<?php

$type = $_GET['type'];
$value = $_GET['value'];

// store it in a database or write it to a file or ...

print "TYPE = ".$type." -- VALUE =".$value."</BR>"; 

?>

I know it is very basic and not secure in the dangerous open network world (internet), but as a starting point for private network environments it might be helpful.

 

 

Serial communication between PC and Arduino

Using sensors together with the Arduino or JeeNode is cool. Using the serial monitor of the Arduino IDE lets you see the values. The data is sent from the Arduino over (in my case) a USB cable to my PC. With the serial monitor of the IDE I can receive and also send data.

To make a domotica solution I need something more than the serial monitor of the IDE. I want to be able to send and receive data from my own application and website.

I’m want to use Java to develop the application that’s going to send and receive data. Although I might also try C/C++ in a while, but for now I’ll focus on Java. The reason I want to use Java is that I’m using a Windows computer to develop, but I might want to use a Linux based device to let my application run and do its job. Hopefully it will be easier to switch between the two operating systems with an application written in Java.
(The platform I’m thinking of is the Raspberry Pi; hopefully soon to be ordered)

Searching for a good way to start writing code to communicate with an Arduino I found this page on the Arduino website and also another interesting website. (I did find this site about C and Arduino which might be useful in the future; and this one is I think about Processing and Arduino)

It turns out that by using the RXTX Java library it is possible to use serial communication to send and receive data between a PC and an Arduino. The page shows a code example of a Java app which is able to receive data from a serial port (COM port; in PC terms).

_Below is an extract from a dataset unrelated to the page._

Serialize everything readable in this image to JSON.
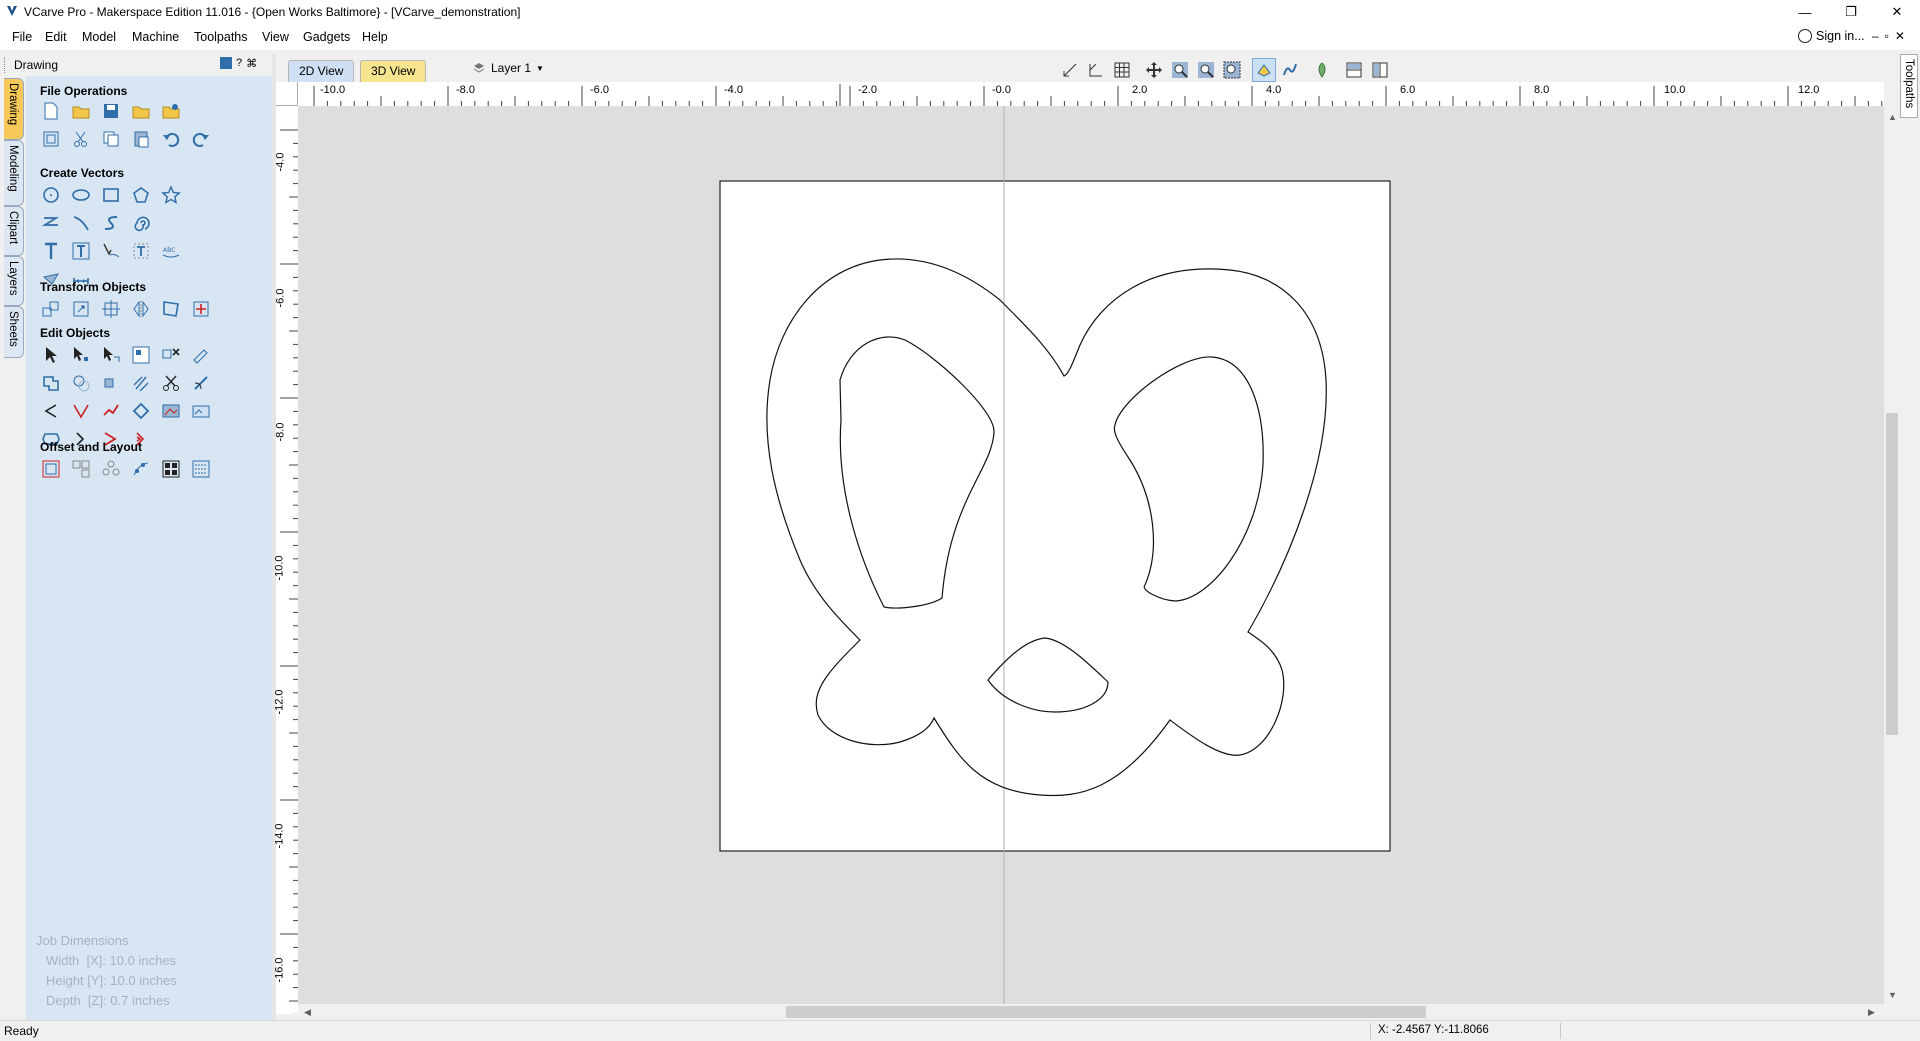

I chose Eclipse as my Java IDE (the SpringSource version to be exact). I had to download the 2.2pre version of the RXTX Library, because my Windows is a 65-bit version. In the 2.2pre package a 64-bit version of the rxtxSerial.dll is included. The 32-bit version will not work on a 64-bit OS, as I found out by trial-and-error. (I didn’t read through the entire page on Arduino.cc otherwise I would have seen the instruction)  Beware that when you use the 2.2pre .dll file you also need to use the 2.2pre RXTXcomm.jar file in your classpath. If you don’t a version mismatch error will be shown.

The steps I took for my basic serial communication test application were:

  1. copy the rxtxSerial.dll to c:\windows\sysWOW64
  2. add the c:\windows\sysWOW64 to your path
  3. added the location of the RXTXcomm.jar file to the classpath in Eclipse
  4. created a new Java project;
  5. added a new file to the \src of the project
  6. named it SerialTest.java
  7. copied the code snippet from the Arduino page (file is attached to this post)
  8. change the COM port to COM5
  9.  changed the bit-rate in the Java code (I needed 57600 for my JeeLink with RF12Demo)
  10. build en run

I saw the expected text from the RF12Demo in the console window of Eclipse.

The first step is done, data is transferred from JeeLink (Arduino) to a ‘self made’ application. The next step is, of course, to send data to an Arduino. I’ll let  you know whta my findings are.

The first of many steps to my own Java Domotica-bridge application.

BMP085 – Barometric Pressure Sensor

Want to keep track of the weather you  of course need the temperature which can be measured be using e.g. the TMP36. This is not enough we also need to know the barometric pressure to be able to do some weatherforecast. This pressure can be measured with  the BMP085 (datasheet); mounted on a breakout board (that can be found at Sparkfun) will be a good idea if you want to be able to connect it to your Arduino. An extra feature of the BMP085 is that it can also measure the temperature.

At Sparkfun you can find some useful links and Bildr has a nice example of how to connect the breakout board and get useful information from it.

It don’t have the BMP085 myself so I cannot tell you my experiences. I’ll write about it some time when I bought and installed one myself.